§ **Work to be completed**
In the entries below, how many lines hold the string "title"? Answer with the number only.
- - -
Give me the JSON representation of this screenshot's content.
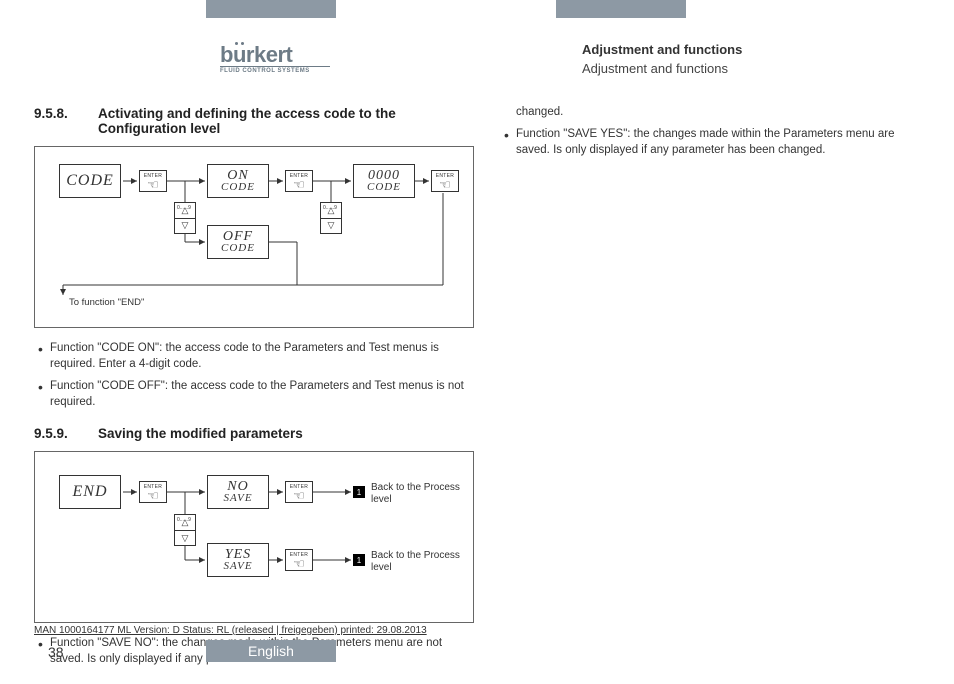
{
  "logo": {
    "brand": "burkert",
    "tagline": "FLUID CONTROL SYSTEMS"
  },
  "header_right": {
    "title": "Adjustment and functions",
    "sub": "Adjustment and functions"
  },
  "section958": {
    "num": "9.5.8.",
    "title": "Activating and defining the access code to the Configuration level",
    "diag": {
      "code": "CODE",
      "on_code_l1": "ON",
      "on_code_l2": "CODE",
      "off_code_l1": "OFF",
      "off_code_l2": "CODE",
      "zero_code_l1": "0000",
      "zero_code_l2": "CODE",
      "enter": "ENTER",
      "updown_range": "0......9",
      "endnote": "To function \"END\""
    },
    "bullets": [
      "Function \"CODE ON\": the access code to the Parameters and Test menus is required. Enter a 4-digit code.",
      "Function \"CODE OFF\": the access code to the Parameters and Test menus is not required."
    ]
  },
  "section959": {
    "num": "9.5.9.",
    "title": "Saving the modified parameters",
    "diag": {
      "end": "END",
      "no_save_l1": "NO",
      "no_save_l2": "SAVE",
      "yes_save_l1": "YES",
      "yes_save_l2": "SAVE",
      "enter": "ENTER",
      "updown_range": "0......9",
      "badge": "1",
      "result1": "Back to the Process level",
      "result2": "Back to the Process level"
    },
    "bullet_left": "Function \"SAVE NO\": the changes made within the Parameters menu are not saved. Is only displayed if any parameter has been"
  },
  "right_col": {
    "cont": "changed.",
    "bullet": "Function \"SAVE YES\": the changes made within the Parameters menu are saved. Is only displayed if any parameter has been changed."
  },
  "footer": {
    "man_line": "MAN  1000164177  ML  Version: D Status: RL (released | freigegeben)  printed: 29.08.2013",
    "page": "38",
    "lang": "English"
  }
}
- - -
§ **Your response**
3